She was referring to those moments of stillness and peace with which our liturgy abounds. Like on a Good Friday when priest prostrate himself and prays in silence or periods of silence between the readings or before and after communion. Particularly she mentioned that mysterious moment of silence when the priest speaks the words of Consecration and then holds up the Sacred Host to the people and they look up in faith.
There is no silence like that moment and it happens every time, even if there is a screaming baby or two. At that moment we look up at the Host and our minds struggle to come to terms with the miracle: This is Jesus!
She said there is nothing like that silence anywhere in any of the other churches she attended and sometimes, she said, she wished the priest would just go on and hold the Host there for much longer so that this silence would be prolonged and have time to sink into her soul.

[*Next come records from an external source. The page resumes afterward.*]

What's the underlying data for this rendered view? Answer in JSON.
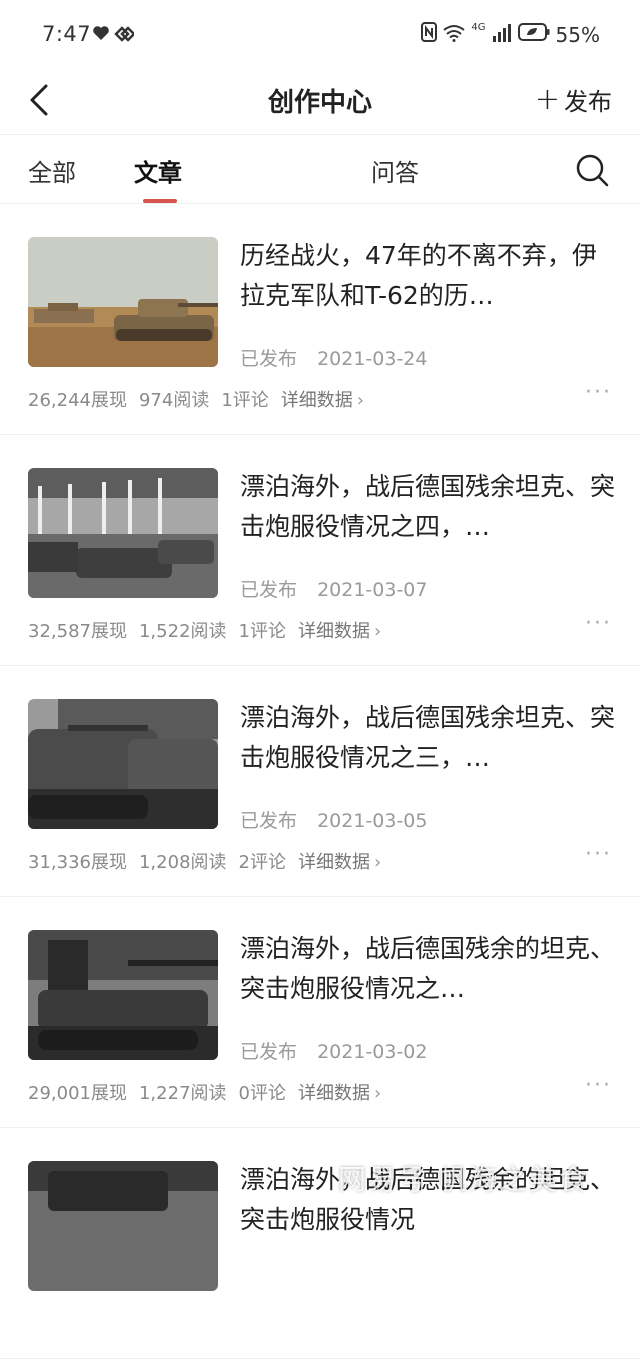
{
  "status_bar": {
    "time": "7:47",
    "network": "4G",
    "battery": "55%"
  },
  "navbar": {
    "back_icon": "chevron-left-icon",
    "title": "创作中心",
    "publish_label": "发布"
  },
  "tabs": {
    "items": [
      {
        "label": "全部",
        "active": false
      },
      {
        "label": "文章",
        "active": true
      },
      {
        "label": "问答",
        "active": false
      }
    ],
    "accent_color": "#d9534f"
  },
  "articles": [
    {
      "title": "历经战火，47年的不离不弃，伊拉克军队和T-62的历…",
      "status": "已发布",
      "date": "2021-03-24",
      "views": "26,244展现",
      "reads": "974阅读",
      "comments": "1评论",
      "detail": "详细数据"
    },
    {
      "title": "漂泊海外，战后德国残余坦克、突击炮服役情况之四，…",
      "status": "已发布",
      "date": "2021-03-07",
      "views": "32,587展现",
      "reads": "1,522阅读",
      "comments": "1评论",
      "detail": "详细数据"
    },
    {
      "title": "漂泊海外，战后德国残余坦克、突击炮服役情况之三，…",
      "status": "已发布",
      "date": "2021-03-05",
      "views": "31,336展现",
      "reads": "1,208阅读",
      "comments": "2评论",
      "detail": "详细数据"
    },
    {
      "title": "漂泊海外，战后德国残余的坦克、突击炮服役情况之…",
      "status": "已发布",
      "date": "2021-03-02",
      "views": "29,001展现",
      "reads": "1,227阅读",
      "comments": "0评论",
      "detail": "详细数据"
    },
    {
      "title": "漂泊海外，战后德国残余的坦克、突击炮服役情况",
      "status": "",
      "date": "",
      "views": "",
      "reads": "",
      "comments": "",
      "detail": ""
    }
  ],
  "watermark": "网易号 帆海之美食"
}
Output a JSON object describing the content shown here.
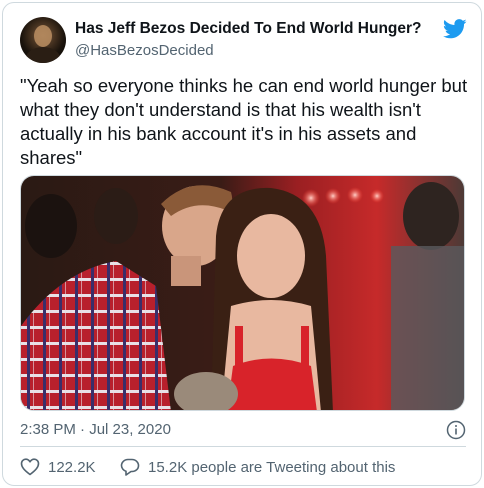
{
  "tweet": {
    "display_name": "Has Jeff Bezos Decided To End World Hunger?",
    "handle": "@HasBezosDecided",
    "text": "\"Yeah so everyone thinks he can end world hunger but what they don't understand is that his wealth isn't actually in his bank account it's in his assets and shares\"",
    "timestamp": "2:38 PM · Jul 23, 2020",
    "like_count": "122.2K",
    "reply_label": "15.2K people are Tweeting about this"
  },
  "icons": {
    "brand": "twitter-bird-icon",
    "info": "info-icon",
    "like": "heart-icon",
    "reply": "speech-bubble-icon"
  },
  "colors": {
    "brand_blue": "#1d9bf0",
    "text_primary": "#0f1419",
    "text_secondary": "#536471",
    "border": "#cfd9de"
  }
}
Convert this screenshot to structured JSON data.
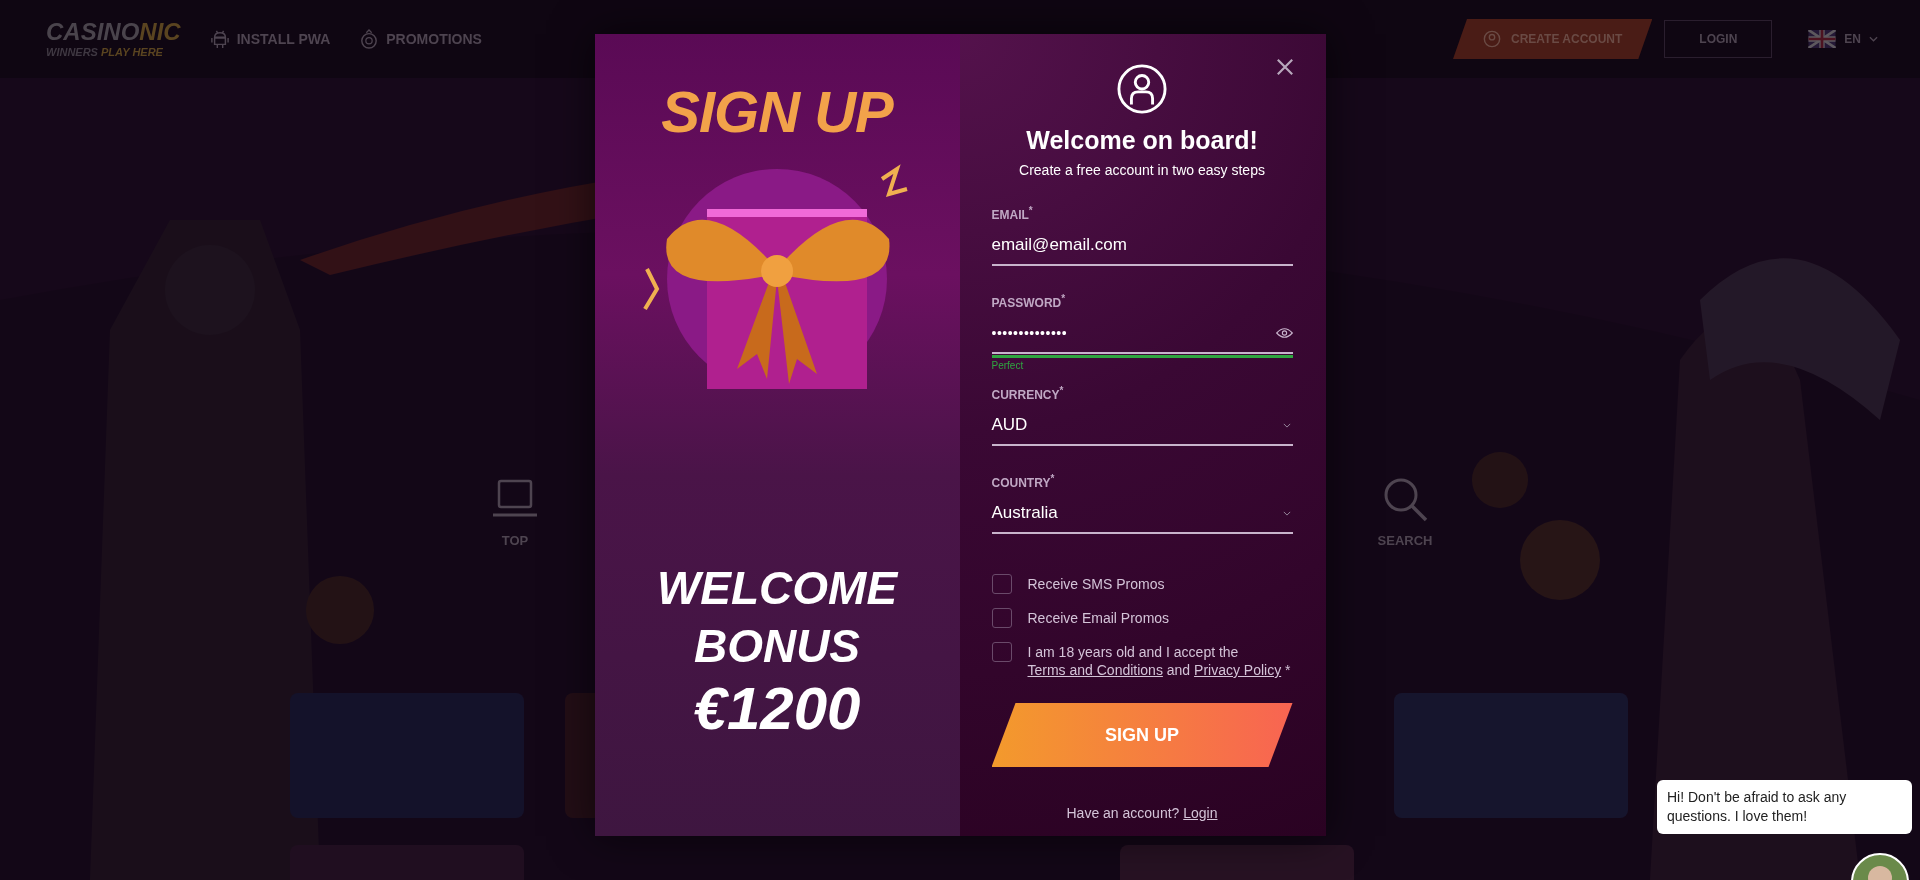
{
  "header": {
    "logo": {
      "parts": [
        "CASINO",
        "NIC"
      ],
      "tagline": [
        "WINNERS",
        "PLAY HERE"
      ]
    },
    "nav": [
      {
        "label": "INSTALL PWA"
      },
      {
        "label": "PROMOTIONS"
      }
    ],
    "create_account": "CREATE ACCOUNT",
    "login": "LOGIN",
    "language": "EN"
  },
  "categories": [
    {
      "label": "TOP"
    },
    {
      "label": "SEARCH"
    }
  ],
  "modal": {
    "promo": {
      "title": "SIGN UP",
      "bonus": [
        "WELCOME",
        "BONUS",
        "€1200"
      ]
    },
    "title": "Welcome on board!",
    "subtitle": "Create a free account in two easy steps",
    "fields": [
      {
        "kind": "text",
        "label": "EMAIL$^{*}$",
        "value": "email@email.com"
      },
      {
        "kind": "password",
        "label": "PASSWORD$^{*}$",
        "value": "••••••••••••••",
        "strength": {
          "label": "Perfect",
          "level": 1
        }
      },
      {
        "kind": "select",
        "label": "CURRENCY$^{*}$",
        "value": "AUD"
      },
      {
        "kind": "select",
        "label": "COUNTRY$^{*}$",
        "value": "Australia"
      }
    ],
    "checkboxes": [
      {
        "checked": false,
        "parts": [
          {
            "kind": "text",
            "text": "Receive SMS Promos"
          }
        ]
      },
      {
        "checked": false,
        "parts": [
          {
            "kind": "text",
            "text": "Receive Email Promos"
          }
        ]
      },
      {
        "checked": false,
        "parts": [
          {
            "kind": "text",
            "text": "I am 18 years old and I accept the"
          },
          {
            "kind": "link",
            "text": "Terms and Conditions"
          },
          {
            "kind": "text",
            "text": "and"
          },
          {
            "kind": "link",
            "text": "Privacy Policy"
          },
          {
            "kind": "text",
            "text": "*"
          }
        ]
      }
    ],
    "submit": "SIGN UP",
    "footer": {
      "text": "Have an account?",
      "link": "Login"
    }
  },
  "chat": {
    "message": "Hi! Don't be afraid to ask any questions. I love them!"
  }
}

It’s not just about an absence of noise, but a being face to face with a deeper reality, an infinite meaning which puts us all in our place, which tells us who we are, which establishes a proper order in our lives.
The priest now shows the Sacred Host to the people. What do we usually do when someone shows us something? We look at it. So as the Scripture says, we might see.
What did the angel tell the women at the tomb to do in last night’s reading? Come and see … come and see the place where he lay, and then go quickly and tell his disciples.
We look at the Sacred Host and at the Chalice in deep silence and wonderment and say: I believe, or as the Irish do: My Lord and my God.
This silence of the Consecration can be a part of our daily prayer time with the Lord and from there a part of our daily life. Some people call their time of prayer quiet time and its goal is to reach this silence.
It is in this silence that we learn to believe.
There are a number of special moments such as this in the Sacred Scripture. Mary Magdalene at the tomb hears the risen Lord say her name: Mary. One can imagine the microsecond of silence, of hearing, of seeing, of believing – and she exclaims: Rabbuni!
Then there is the special moment, it was just an instant, described in the Gospel this morning .… then the other disciple who had reached the tomb first also went in; he saw and he believed…
What went on in the mind and heart of the disciple John we do not know but it was a moment of seeing which suddenly became a moment of believing – and the specific content of that believing was – He is risen!
The word of God, meditated upon and absorbed, gradually, day by day, so structures our inner world that we truly begin to live in the Easter faith of God’s people. When this comes to some sort of maturity in us there is little that can unseat or take away the happiness which is the unfailing fruit of trust in God’s word.
John and Peter and the rest of the disciples came to believe in the resurrection and to understand its meaning to the extent that they understood the Scriptures. For them knowledge of the Scriptures was knowledge of Christ – and so it is for each one of us.
St Paul speaks of looking for the things that are in heaven and these are the very things of which the Scriptures speak. They can infallibly direct our lives to the road which is Jesus, the way, the truth and the life.
Our life is hidden with him in God and all that the Scriptures say of him will be true for us also, so that as Jesus rose, in accordance with the scriptures, so too will we rise with him, in accordance with the scriptures, and in him, our glory too will be revealed. Alleluia,